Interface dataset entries
· · ·

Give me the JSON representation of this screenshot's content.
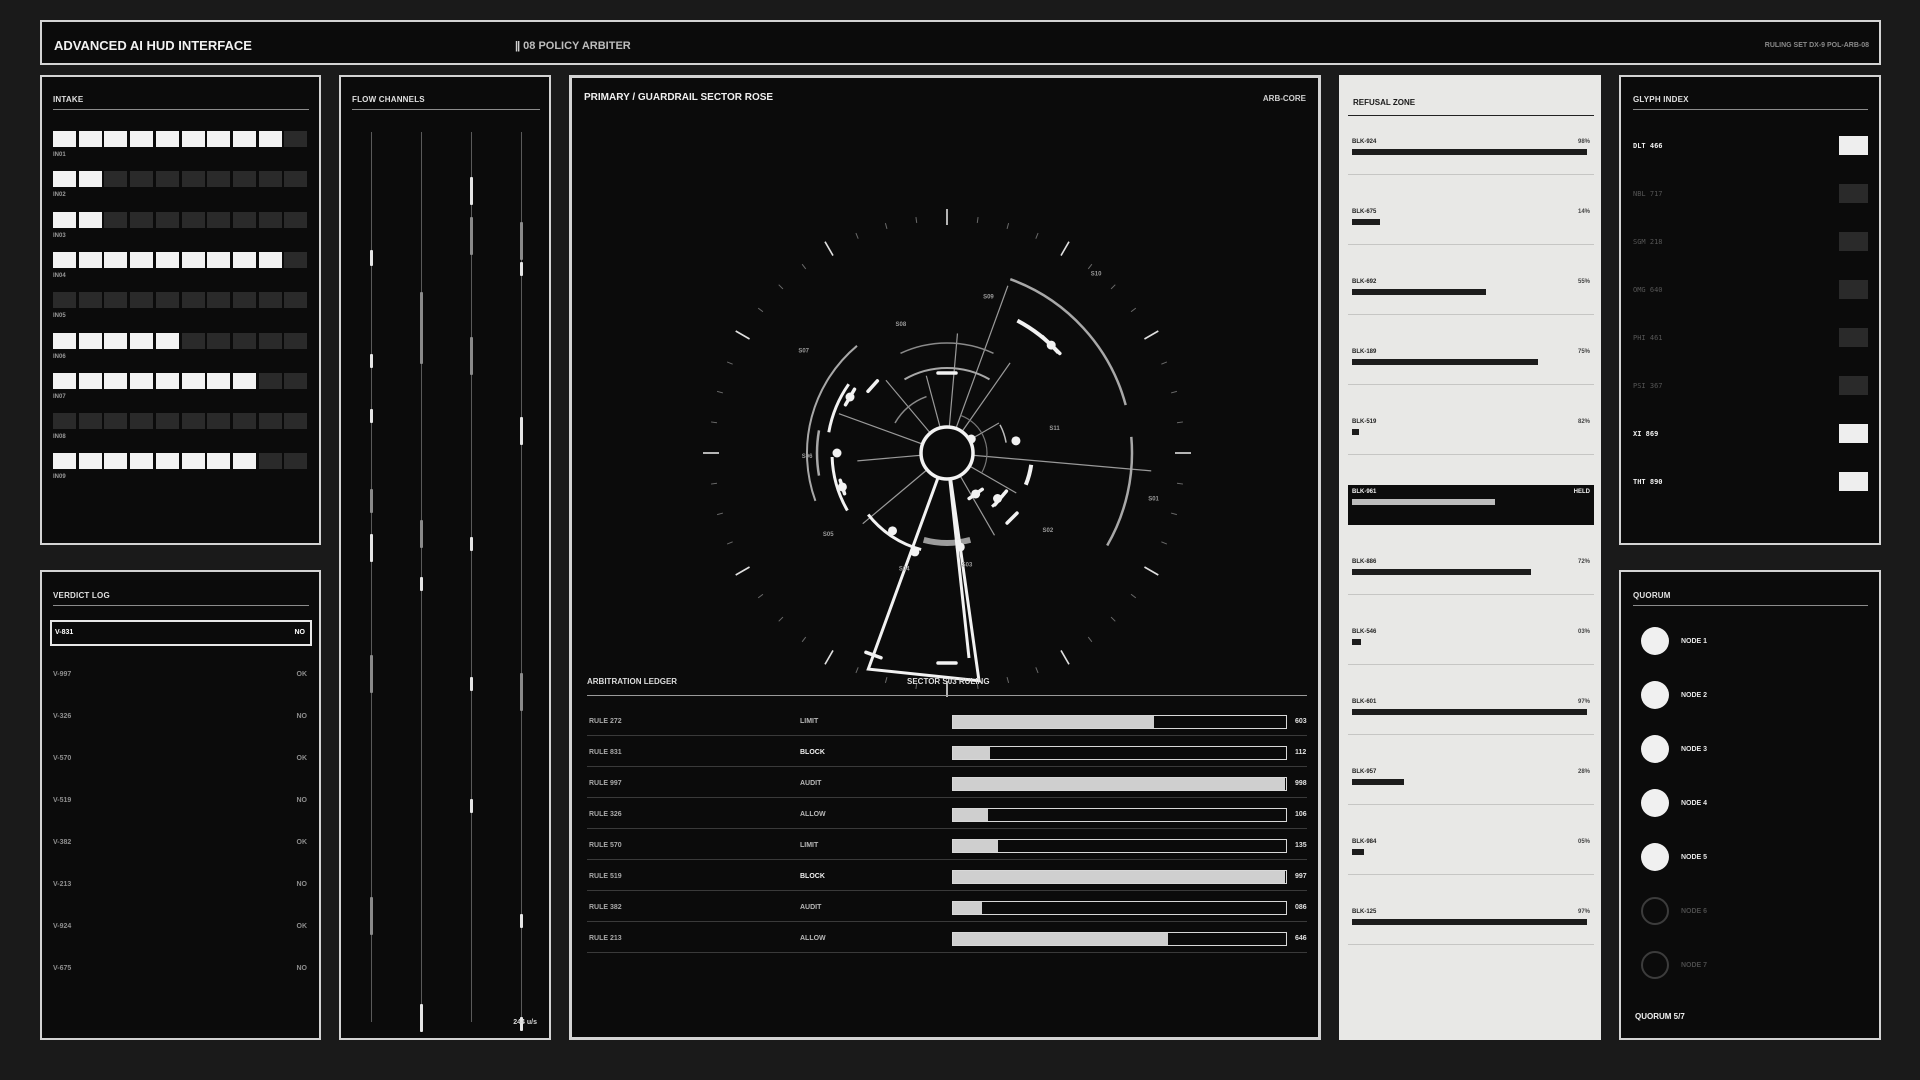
{
  "header": {
    "app_title": "ADVANCED AI HUD INTERFACE",
    "module_title": "08 POLICY ARBITER",
    "ruling_set": "RULING SET DX-9 POL-ARB-08"
  },
  "intake": {
    "title": "INTAKE",
    "rows": [
      {
        "label": "",
        "filled": 9
      },
      {
        "label": "IN01",
        "filled": 2
      },
      {
        "label": "IN02",
        "filled": 2
      },
      {
        "label": "IN03",
        "filled": 9
      },
      {
        "label": "IN04",
        "filled": 0
      },
      {
        "label": "IN05",
        "filled": 5
      },
      {
        "label": "IN06",
        "filled": 8
      },
      {
        "label": "IN07",
        "filled": 0
      },
      {
        "label": "IN08",
        "filled": 8
      }
    ],
    "last_label": "IN09"
  },
  "verdict_log": {
    "title": "VERDICT LOG",
    "entries": [
      {
        "id": "V-831",
        "status": "NO",
        "selected": true
      },
      {
        "id": "V-997",
        "status": "OK"
      },
      {
        "id": "V-326",
        "status": "NO"
      },
      {
        "id": "V-570",
        "status": "OK"
      },
      {
        "id": "V-519",
        "status": "NO"
      },
      {
        "id": "V-382",
        "status": "OK"
      },
      {
        "id": "V-213",
        "status": "NO"
      },
      {
        "id": "V-924",
        "status": "OK"
      },
      {
        "id": "V-675",
        "status": "NO"
      }
    ]
  },
  "flow_channels": {
    "title": "FLOW CHANNELS",
    "rate": "244 u/s"
  },
  "primary": {
    "title": "PRIMARY / GUARDRAIL SECTOR ROSE",
    "tag": "ARB-CORE",
    "sectors": [
      "S01",
      "S02",
      "S03",
      "S04",
      "S05",
      "S06",
      "S07",
      "S08",
      "S09",
      "S10",
      "S11"
    ],
    "ledger_title": "ARBITRATION LEDGER",
    "ruling_title": "SECTOR S03 RULING",
    "ledger": [
      {
        "rule": "RULE 272",
        "action": "LIMIT",
        "value": 603,
        "display": "603"
      },
      {
        "rule": "RULE 831",
        "action": "BLOCK",
        "value": 112,
        "display": "112"
      },
      {
        "rule": "RULE 997",
        "action": "AUDIT",
        "value": 998,
        "display": "998"
      },
      {
        "rule": "RULE 326",
        "action": "ALLOW",
        "value": 106,
        "display": "106"
      },
      {
        "rule": "RULE 570",
        "action": "LIMIT",
        "value": 135,
        "display": "135"
      },
      {
        "rule": "RULE 519",
        "action": "BLOCK",
        "value": 997,
        "display": "997"
      },
      {
        "rule": "RULE 382",
        "action": "AUDIT",
        "value": 86,
        "display": "086"
      },
      {
        "rule": "RULE 213",
        "action": "ALLOW",
        "value": 646,
        "display": "646"
      }
    ]
  },
  "refusal_zone": {
    "title": "REFUSAL ZONE",
    "blocks": [
      {
        "id": "BLK-924",
        "pct": "98%",
        "fill": 1.0
      },
      {
        "id": "BLK-675",
        "pct": "14%",
        "fill": 0.12
      },
      {
        "id": "BLK-692",
        "pct": "55%",
        "fill": 0.57
      },
      {
        "id": "BLK-189",
        "pct": "75%",
        "fill": 0.79
      },
      {
        "id": "BLK-519",
        "pct": "82%",
        "fill": 0.03
      },
      {
        "id": "BLK-961",
        "pct": "HELD",
        "fill": 0.61,
        "held": true
      },
      {
        "id": "BLK-886",
        "pct": "72%",
        "fill": 0.76
      },
      {
        "id": "BLK-546",
        "pct": "03%",
        "fill": 0.04
      },
      {
        "id": "BLK-601",
        "pct": "97%",
        "fill": 1.0
      },
      {
        "id": "BLK-957",
        "pct": "28%",
        "fill": 0.22
      },
      {
        "id": "BLK-984",
        "pct": "05%",
        "fill": 0.05
      },
      {
        "id": "BLK-125",
        "pct": "97%",
        "fill": 1.0
      }
    ]
  },
  "glyph_index": {
    "title": "GLYPH INDEX",
    "glyphs": [
      {
        "label": "DLT 466",
        "active": true
      },
      {
        "label": "NBL 717",
        "active": false
      },
      {
        "label": "SGM 218",
        "active": false
      },
      {
        "label": "OMG 640",
        "active": false
      },
      {
        "label": "PHI 461",
        "active": false
      },
      {
        "label": "PSI 367",
        "active": false
      },
      {
        "label": "XI 869",
        "active": true
      },
      {
        "label": "THT 890",
        "active": true
      }
    ]
  },
  "quorum": {
    "title": "QUORUM",
    "nodes": [
      {
        "label": "NODE 1",
        "active": true
      },
      {
        "label": "NODE 2",
        "active": true
      },
      {
        "label": "NODE 3",
        "active": true
      },
      {
        "label": "NODE 4",
        "active": true
      },
      {
        "label": "NODE 5",
        "active": true
      },
      {
        "label": "NODE 6",
        "active": false
      },
      {
        "label": "NODE 7",
        "active": false
      }
    ],
    "count": "QUORUM 5/7"
  },
  "colors": {
    "background": "#1a1a1a",
    "panel": "#0b0b0b",
    "accent": "#f0f0f0",
    "refusal_panel": "#e8e8e6"
  }
}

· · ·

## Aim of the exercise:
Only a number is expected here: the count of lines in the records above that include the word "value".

## Exercise answer:
8